What is known as rapid attribution analysis also perceives an influence from climate change on heatwaves and droughts. The more extreme a heatwave is, the more extreme the storms at the end of it can be.

In France and bordering regions in Spain, heavy hailstorms – some of which brought hailstones the size of tennis balls – caused losses in the billions. In northeastern Spain, many people were injured in an extremely severe hailstorm and an infant was killed.

The hailstorms in France alone caused very high losses of $ 7.2 billion (€6.8 billion) in 2022, despite the fact that hailstorms are generally very localised. $5.6 billion (€5.3 billion) of this amount was insured.

The loss figures for 2022 in Europe also include extratropical cyclones. Following several quiet years, winter storms early in the year resulted in substantial losses. In February, a series of storms in northern and northwestern Europe with wind speeds of hurricane force (greater than 118 km/h) caused losses of $5.6 billion (€5 billion), of which U$4.3 billion (€3.9 billion) was insured.

Although winter storms in Europe do not reach the strength of severe hurricanes, large parts of the continent can be impacted by a single event, resulting in a very high number of minor losses that can quickly add up to billions.

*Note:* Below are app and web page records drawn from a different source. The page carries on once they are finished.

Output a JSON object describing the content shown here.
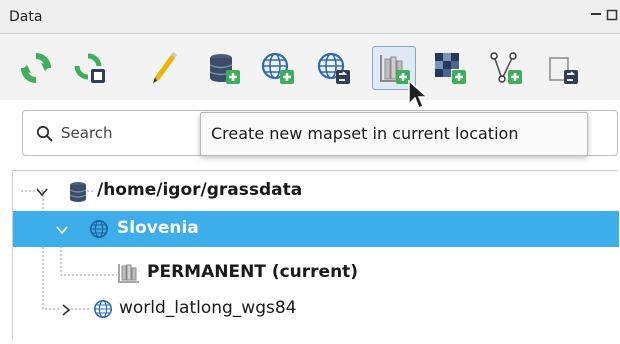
{
  "panel": {
    "title": "Data"
  },
  "toolbar": {
    "buttons": [
      {
        "name": "reload-tree",
        "icon": "reload-icon"
      },
      {
        "name": "reload-current-mapset",
        "icon": "reload-mapset-icon"
      },
      {
        "name": "edit",
        "icon": "pencil-icon"
      },
      {
        "name": "add-grass-database",
        "icon": "database-add-icon"
      },
      {
        "name": "create-location",
        "icon": "location-add-icon"
      },
      {
        "name": "import-location",
        "icon": "location-import-icon"
      },
      {
        "name": "create-mapset",
        "icon": "mapset-add-icon",
        "active": true
      },
      {
        "name": "import-raster",
        "icon": "raster-add-icon"
      },
      {
        "name": "import-vector",
        "icon": "vector-add-icon"
      },
      {
        "name": "link-external",
        "icon": "link-import-icon"
      }
    ]
  },
  "search": {
    "placeholder": "Search"
  },
  "tooltip": {
    "text": "Create new mapset in current location"
  },
  "tree": {
    "database": {
      "label": "/home/igor/grassdata",
      "icon": "database-icon"
    },
    "locations": [
      {
        "label": "Slovenia",
        "icon": "globe-icon",
        "selected": true,
        "expanded": true,
        "mapsets": [
          {
            "label": "PERMANENT  (current)",
            "icon": "mapset-icon"
          }
        ]
      },
      {
        "label": "world_latlong_wgs84",
        "icon": "globe-icon",
        "selected": false,
        "expanded": false
      }
    ]
  },
  "colors": {
    "selection": "#3daee9",
    "accent_green": "#3fae5a",
    "icon_blue": "#2b6cb0",
    "database_navy": "#3a4d68"
  }
}
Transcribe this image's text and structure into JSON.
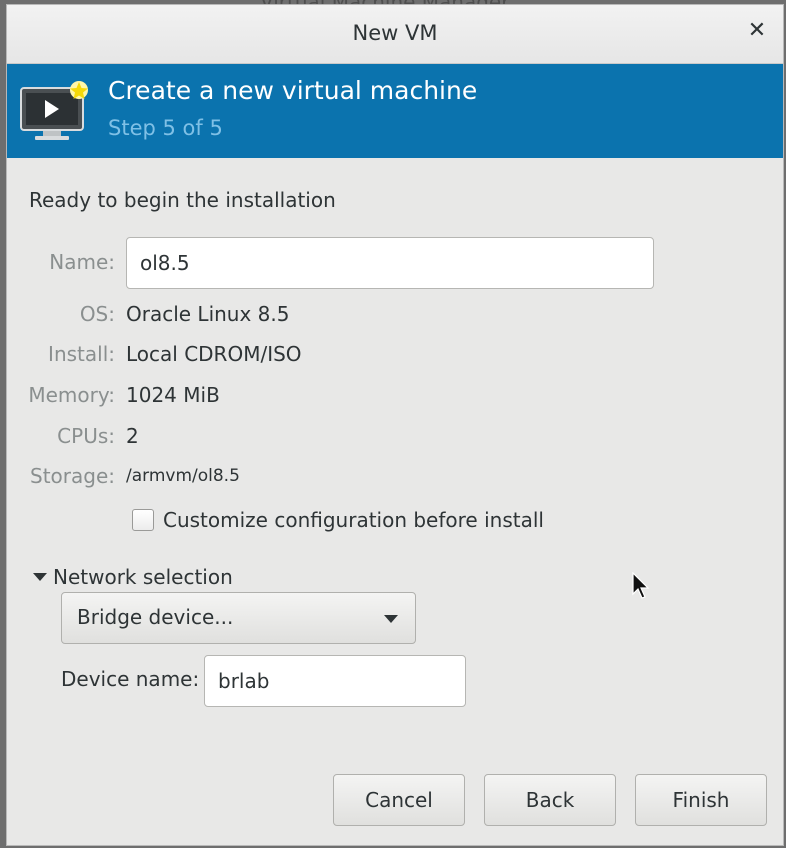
{
  "backdrop": {
    "window_title": "Virtual Machine Manager"
  },
  "dialog": {
    "title": "New VM",
    "close_icon": "close-icon"
  },
  "banner": {
    "icon": "vm-monitor-new-icon",
    "heading": "Create a new virtual machine",
    "step": "Step 5 of 5",
    "background": "#0b73ae"
  },
  "summary": {
    "ready_text": "Ready to begin the installation",
    "name_label": "Name:",
    "name_value": "ol8.5",
    "os_label": "OS:",
    "os_value": "Oracle Linux 8.5",
    "install_label": "Install:",
    "install_value": "Local CDROM/ISO",
    "memory_label": "Memory:",
    "memory_value": "1024 MiB",
    "cpus_label": "CPUs:",
    "cpus_value": "2",
    "storage_label": "Storage:",
    "storage_value": "/armvm/ol8.5"
  },
  "customize": {
    "label": "Customize configuration before install",
    "checked": false
  },
  "network": {
    "expander_label": "Network selection",
    "expanded": true,
    "selected_source": "Bridge device...",
    "device_label": "Device name:",
    "device_value": "brlab"
  },
  "buttons": {
    "cancel": "Cancel",
    "back": "Back",
    "finish": "Finish"
  }
}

Hurricane Ian costs re/insurers $60 billion

Hurricane Ian was responsible for more than one third of overall losses and for roughly half of insured losses worldwide. This powerful tropical cyclone made landfall on the west coast of Florida in September with wind speeds of almost 250 km/h (150 mph).

Only four other storms on record have been stronger when making landfall on the US mainland, while some others were of a similar strength to Ian.

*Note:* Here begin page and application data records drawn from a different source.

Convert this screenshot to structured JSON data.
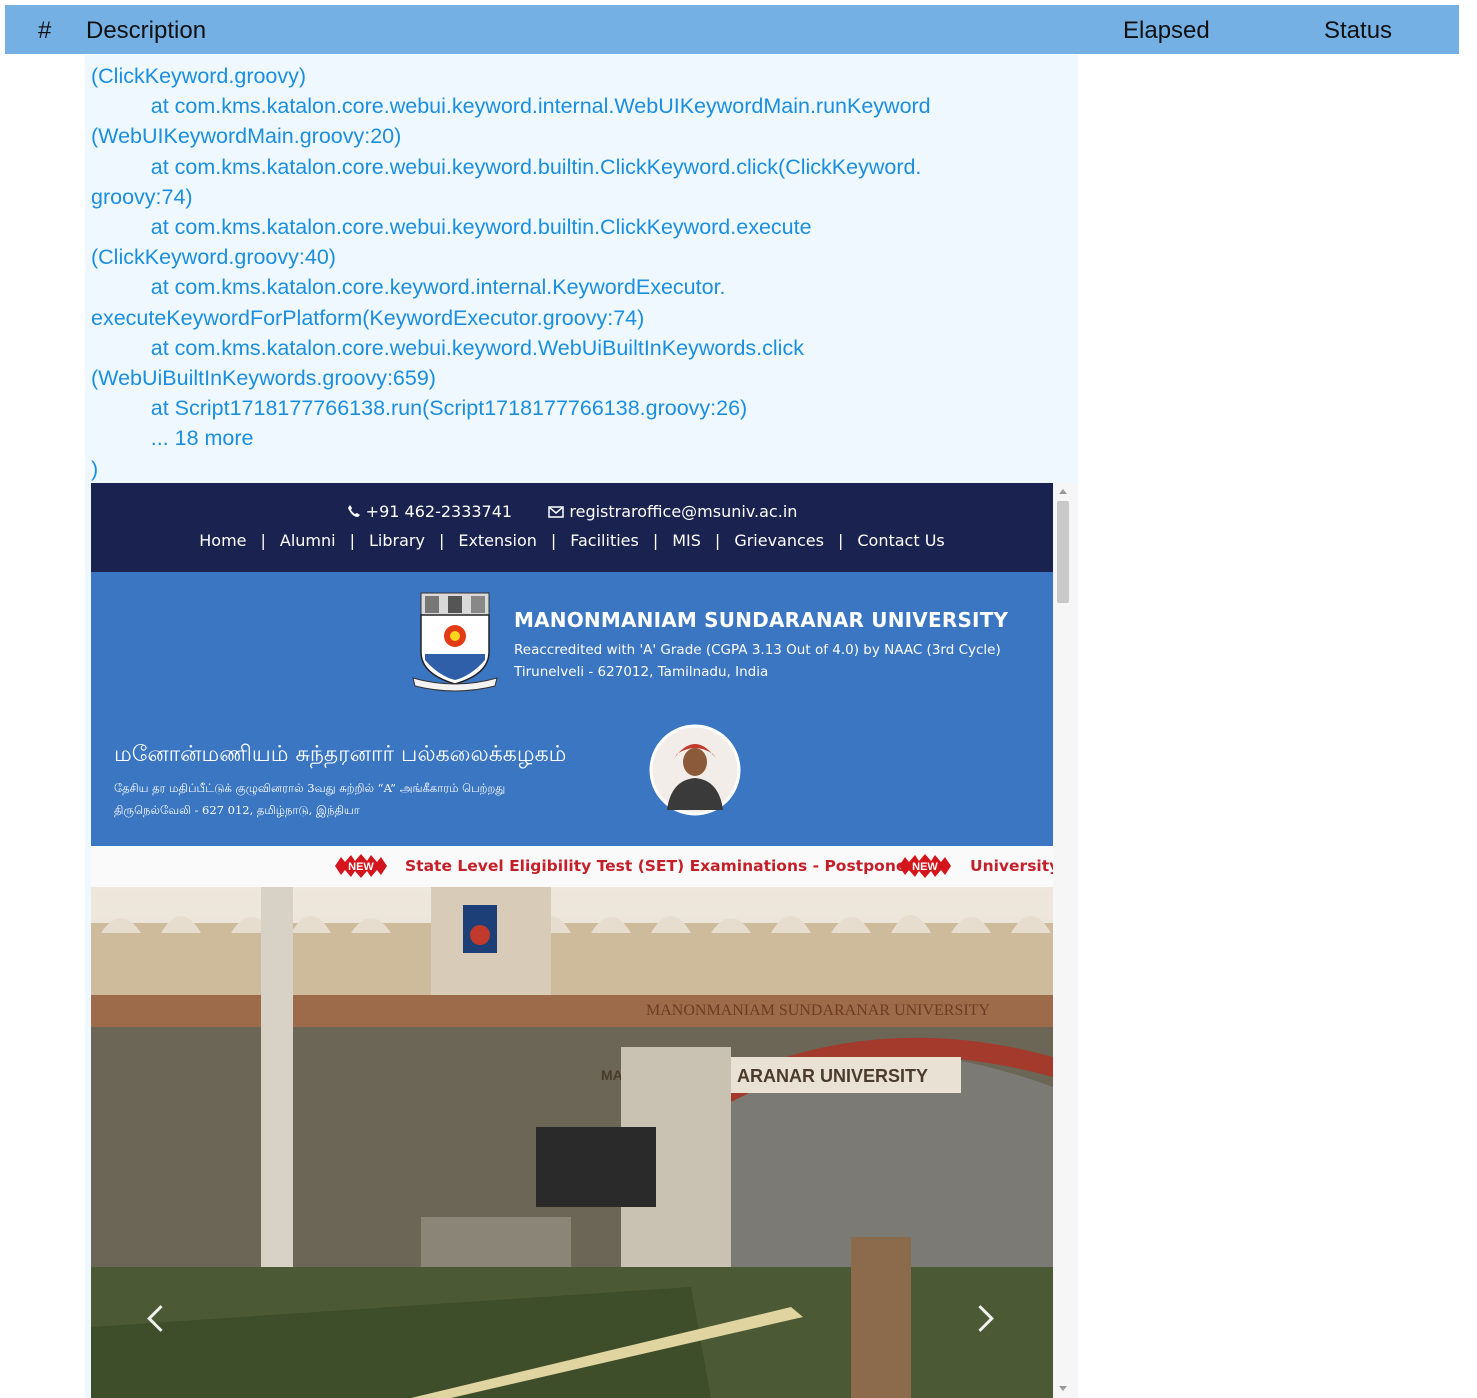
{
  "report": {
    "columns": {
      "index": "#",
      "description": "Description",
      "elapsed": "Elapsed",
      "status": "Status"
    }
  },
  "log": {
    "lines": [
      "(ClickKeyword.groovy)",
      "          at com.kms.katalon.core.webui.keyword.internal.WebUIKeywordMain.runKeyword",
      "(WebUIKeywordMain.groovy:20)",
      "          at com.kms.katalon.core.webui.keyword.builtin.ClickKeyword.click(ClickKeyword.",
      "groovy:74)",
      "          at com.kms.katalon.core.webui.keyword.builtin.ClickKeyword.execute",
      "(ClickKeyword.groovy:40)",
      "          at com.kms.katalon.core.keyword.internal.KeywordExecutor.",
      "executeKeywordForPlatform(KeywordExecutor.groovy:74)",
      "          at com.kms.katalon.core.webui.keyword.WebUiBuiltInKeywords.click",
      "(WebUiBuiltInKeywords.groovy:659)",
      "          at Script1718177766138.run(Script1718177766138.groovy:26)",
      "          ... 18 more",
      ")"
    ]
  },
  "site": {
    "phone": "+91 462-2333741",
    "email": "registraroffice@msuniv.ac.in",
    "nav": [
      "Home",
      "Alumni",
      "Library",
      "Extension",
      "Facilities",
      "MIS",
      "Grievances",
      "Contact Us"
    ],
    "nav_separator": "|",
    "university_name": "MANONMANIAM SUNDARANAR UNIVERSITY",
    "accreditation": "Reaccredited with 'A' Grade (CGPA 3.13 Out of 4.0) by NAAC (3rd Cycle)",
    "location": "Tirunelveli - 627012, Tamilnadu, India",
    "tamil_name": "மனோன்மணியம் சுந்தரனார் பல்கலைக்கழகம்",
    "tamil_line1": "தேசிய தர மதிப்பீட்டுக் குழுவினரால் 3வது சுற்றில் “A” அங்கீகாரம் பெற்றது",
    "tamil_line2": "திருநெல்வேலி - 627 012, தமிழ்நாடு, இந்தியா",
    "new_badge": "NEW",
    "ticker": [
      "State Level Eligibility Test (SET) Examinations - Postponed",
      "University"
    ],
    "photo_signage": [
      "MANONMANIAM SUNDARANAR UNIVERSITY",
      "ARANAR UNIVERSITY",
      "MAN"
    ]
  },
  "colors": {
    "header_bg": "#74b0e4",
    "log_bg": "#f0f8ff",
    "log_text": "#1a8fe0",
    "site_topbar": "#1a234f",
    "site_banner": "#3a76c2",
    "ticker_text": "#c5202a"
  },
  "icons": [
    "phone-icon",
    "envelope-icon",
    "chevron-left-icon",
    "chevron-right-icon",
    "scroll-up-icon",
    "scroll-down-icon"
  ]
}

According to provisional estimates, it caused overall losses of around $100 billion, of which $60 billion was insured (not including NFIP). In terms of insured losses adjusted for inflation, Ian was the second-costliest tropical cyclone on record after Hurricane Katrina in 2005.

Severe storms like Ian fit in with the anticipated consequences of climate change: most researchers do not expect an increase in the overall number of tropical cyclones as a result of global warming. However, they do anticipate a rise in the proportion of particularly severe cyclones with exceptionally heavy rainfall.

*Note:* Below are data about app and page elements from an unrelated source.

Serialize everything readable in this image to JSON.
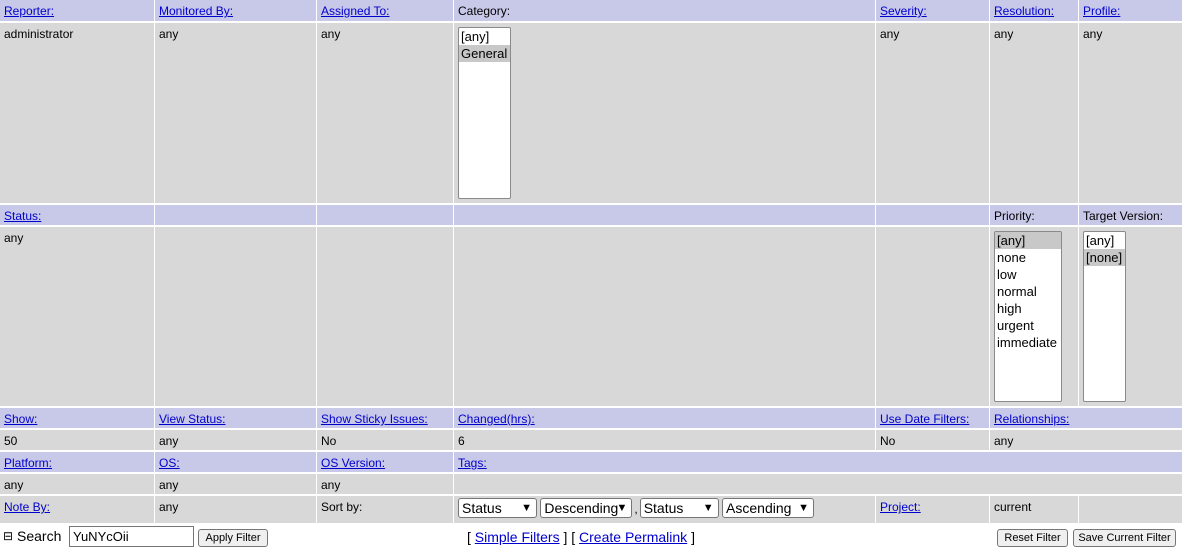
{
  "filters": {
    "row1": {
      "reporter_label": "Reporter:",
      "reporter_value": "administrator",
      "monitored_label": "Monitored By:",
      "monitored_value": "any",
      "assigned_label": "Assigned To:",
      "assigned_value": "any",
      "category_label": "Category:",
      "category_options": [
        "[any]",
        "General"
      ],
      "category_selected": "General",
      "severity_label": "Severity:",
      "severity_value": "any",
      "resolution_label": "Resolution:",
      "resolution_value": "any",
      "profile_label": "Profile:",
      "profile_value": "any"
    },
    "row2": {
      "status_label": "Status:",
      "status_value": "any",
      "priority_label": "Priority:",
      "priority_options": [
        "[any]",
        "none",
        "low",
        "normal",
        "high",
        "urgent",
        "immediate"
      ],
      "priority_selected": "[any]",
      "target_label": "Target Version:",
      "target_options": [
        "[any]",
        "[none]"
      ],
      "target_selected": "[none]"
    },
    "row3": {
      "show_label": "Show:",
      "show_value": "50",
      "view_status_label": "View Status:",
      "view_status_value": "any",
      "sticky_label": "Show Sticky Issues:",
      "sticky_value": "No",
      "changed_label": "Changed(hrs):",
      "changed_value": "6",
      "date_filters_label": "Use Date Filters:",
      "date_filters_value": "No",
      "relationships_label": "Relationships:",
      "relationships_value": "any"
    },
    "row4": {
      "platform_label": "Platform:",
      "platform_value": "any",
      "os_label": "OS:",
      "os_value": "any",
      "os_version_label": "OS Version:",
      "os_version_value": "any",
      "tags_label": "Tags:"
    },
    "row5": {
      "note_by_label": "Note By:",
      "note_by_value": "any",
      "sort_by_label": "Sort by:",
      "sort1_field": "Status",
      "sort1_dir": "Descending",
      "sort_separator": ",",
      "sort2_field": "Status",
      "sort2_dir": "Ascending",
      "project_label": "Project:",
      "project_value": "current"
    }
  },
  "bottom": {
    "collapse_glyph": "⊟",
    "search_label": "Search",
    "search_value": "YuNYcOii",
    "apply_button": "Apply Filter",
    "bracket_open": "[",
    "simple_filters": "Simple Filters",
    "bracket_mid": "] [",
    "create_permalink": "Create Permalink",
    "bracket_close": "]",
    "reset_button": "Reset Filter",
    "save_button": "Save Current Filter"
  }
}
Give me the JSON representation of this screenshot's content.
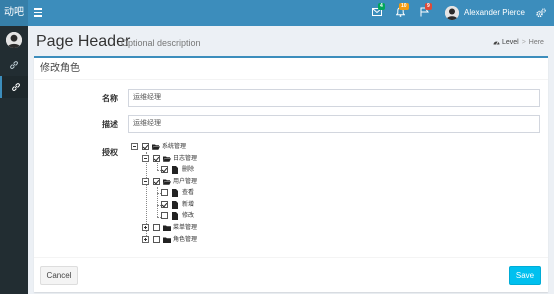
{
  "app": {
    "logo_text": "动吧"
  },
  "topbar": {
    "mail_badge": "4",
    "notif_badge": "10",
    "flag_badge": "9",
    "user_name": "Alexander Pierce",
    "colors": {
      "bar": "#3c8dbc",
      "mail_badge": "#00a65a",
      "notif_badge": "#f39c12",
      "flag_badge": "#dd4b39"
    }
  },
  "header": {
    "title": "Page Header",
    "description": "Optional description",
    "breadcrumb": {
      "level": "Level",
      "current": "Here"
    }
  },
  "form": {
    "title": "修改角色",
    "name_label": "名称",
    "name_value": "运维经理",
    "desc_label": "描述",
    "desc_value": "运维经理",
    "auth_label": "授权"
  },
  "tree": {
    "root": {
      "label": "系统管理",
      "checked": true
    },
    "log": {
      "label": "日志管理",
      "checked": true
    },
    "log_delete": {
      "label": "删除",
      "checked": true
    },
    "user": {
      "label": "用户管理",
      "checked": true
    },
    "user_view": {
      "label": "查看",
      "checked": false
    },
    "user_add": {
      "label": "新增",
      "checked": true
    },
    "user_edit": {
      "label": "修改",
      "checked": false
    },
    "menu": {
      "label": "菜单管理",
      "checked": false
    },
    "role": {
      "label": "角色管理",
      "checked": false
    }
  },
  "footer": {
    "cancel_label": "Cancel",
    "save_label": "Save"
  }
}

Climate change and El Nino drive major flood events

The year’s second-costliest and greatest humanitarian disaster was severe flooding in Pakistan resulting from record-breaking monsoon rainfall. In the month of August, rainfall there was between five and seven times heavier than usual.

Accelerated glacier melt as a result of the high temperatures significantly increased the flooding. At least 1,700 people were killed. Direct losses are estimated to be at least $15 billion – an enormous amount given the size of the country’s GDP.

Almost nothing was insured and countless people lost all their belongings. Researchers estimate that the intensity of an event of this kind has already increased by half because of climate change, and that it will continue to rise in future.

For insurers, the second-costliest single natural disaster in 2022 was flooding in the southeast of Australia in February and March. 

Of the overall losses of approximately $6.6 billion, just under $4 billion was insured. In October, torrential rainfall again resulted in disastrous flooding in the southeast of the country. However, losses were not as severe as those at the start of the year. Overall, floods in Australia caused losses of $8.1 billion last year, of which $4.7 billion was insured.

Natural cycles play an important role in Australian flood risk, as torrential rainfall is much more likely during La Niña years. However, researchers now believe that climate change is additionally influencing the intensity of the rainfall.

The same is true for bushfires and heatwaves, which tend to occur in El Niño years, the opposite phase to La Niña.